There’s been quite a bit of discussion recently about tuition levels in Canada. Actually, the topic rarely leaves the minds of student groups – particularly the Canadian Federation of Students, which actively advocates for lower tuition.
They’ve had some limited success in the latest round of provincial budgets: Newfoundland is maintaining a tuition freeze, as is New Brunswick, along with a freeze in ancillary fees. But tuition will be going up nearly everywhere else: universities in Ontario, Manitoba and Saskatchewan will all be able to hike tuition by 4.5 to five percent next year – well above inflation – while B.C., Alberta and Quebec will see somewhat smaller tuition hikes.
Considering the CFS is often called “leftist,” it gets some support for its advocacy efforts from an interesting source: a University of Lethbridge professor who blogs under the name “Campus Conservative.” He writes: “I believe student groups are preparing to fight back against demands that they pay more. They should fight back, especially in the absence of a system of loan repayment tied to income.” The entire blog post is well worth a read.

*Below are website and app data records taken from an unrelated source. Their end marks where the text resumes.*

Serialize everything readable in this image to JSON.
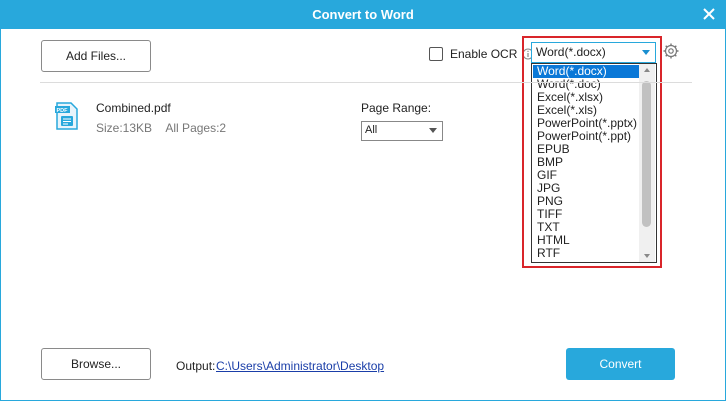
{
  "window": {
    "title": "Convert to Word"
  },
  "toolbar": {
    "add_files_label": "Add Files..."
  },
  "ocr": {
    "label": "Enable OCR",
    "checked": false
  },
  "format": {
    "selected": "Word(*.docx)",
    "options": [
      "Word(*.docx)",
      "Word(*.doc)",
      "Excel(*.xlsx)",
      "Excel(*.xls)",
      "PowerPoint(*.pptx)",
      "PowerPoint(*.ppt)",
      "EPUB",
      "BMP",
      "GIF",
      "JPG",
      "PNG",
      "TIFF",
      "TXT",
      "HTML",
      "RTF"
    ],
    "highlighted_index": 0
  },
  "file": {
    "name": "Combined.pdf",
    "size": "Size:13KB",
    "pages": "All Pages:2",
    "icon": "pdf-file-icon"
  },
  "page_range": {
    "label": "Page Range:",
    "value": "All"
  },
  "footer": {
    "browse_label": "Browse...",
    "output_label": "Output:",
    "output_path": "C:\\Users\\Administrator\\Desktop",
    "convert_label": "Convert"
  },
  "colors": {
    "accent": "#28a8dc",
    "highlight_border": "#d9252a",
    "selected_item": "#0a78d7"
  }
}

On a related note, the Ontario Confederation of University Faculty Associations laments in a new report that rising fees and declining quality means university students are “paying more money for less education.” In current dollars, tuition was $2,750 a year back in 1967, less than half what it is today, the report notes. Every year since 1990, tuition increases in Ontario have outpaced inflation.
The OCUFA report makes for some sober reading, but it remains to be seen what traction it will get from government. I suspect Ken Steele of Academica Group is correct in his analysis of the situation, as reported in an article from the Globe and Mail:
Education consultant Ken Steele sees increases in Canadian tuition levels as inevitable, given the competing demand on government budgets from health care. “I think governments are naturally reluctant to do anything that is unpopular,” he said. “Universities are going to be crying louder and louder that they need more resources. I suspect tuition is the only place we are going to see any give.”